Nothing may be dropped or added when the entries below are copied.
START Data for review
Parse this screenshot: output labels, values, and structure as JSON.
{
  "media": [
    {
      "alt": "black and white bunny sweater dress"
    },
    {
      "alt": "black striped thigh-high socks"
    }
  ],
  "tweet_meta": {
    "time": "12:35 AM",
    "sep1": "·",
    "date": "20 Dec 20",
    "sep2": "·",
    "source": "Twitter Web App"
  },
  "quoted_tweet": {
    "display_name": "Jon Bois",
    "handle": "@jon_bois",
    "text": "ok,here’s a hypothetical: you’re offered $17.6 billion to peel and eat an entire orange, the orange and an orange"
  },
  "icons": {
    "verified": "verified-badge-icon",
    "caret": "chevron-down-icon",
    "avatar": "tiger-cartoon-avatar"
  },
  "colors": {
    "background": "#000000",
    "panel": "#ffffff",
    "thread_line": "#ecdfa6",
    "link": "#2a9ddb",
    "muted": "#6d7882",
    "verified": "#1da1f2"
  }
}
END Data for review
*Solution for this task*:
Parse this screenshot: output labels, values, and structure as JSON.
{
  "media": [
    {
      "alt": "black and white bunny sweater dress"
    },
    {
      "alt": "black striped thigh-high socks"
    }
  ],
  "tweet_meta": {
    "time": "12:35 AM",
    "sep1": "·",
    "date": "20 Dec 20",
    "sep2": "·",
    "source": "Twitter Web App"
  },
  "quoted_tweet": {
    "display_name": "Jon Bois",
    "handle": "@jon_bois",
    "text": "ok,here’s a hypothetical: you’re offered $17.6 billion to peel and eat an entire orange, the orange and an orange"
  },
  "icons": {
    "verified": "verified-badge-icon",
    "caret": "chevron-down-icon",
    "avatar": "tiger-cartoon-avatar"
  },
  "colors": {
    "background": "#000000",
    "panel": "#ffffff",
    "thread_line": "#ecdfa6",
    "link": "#2a9ddb",
    "muted": "#6d7882",
    "verified": "#1da1f2"
  }
}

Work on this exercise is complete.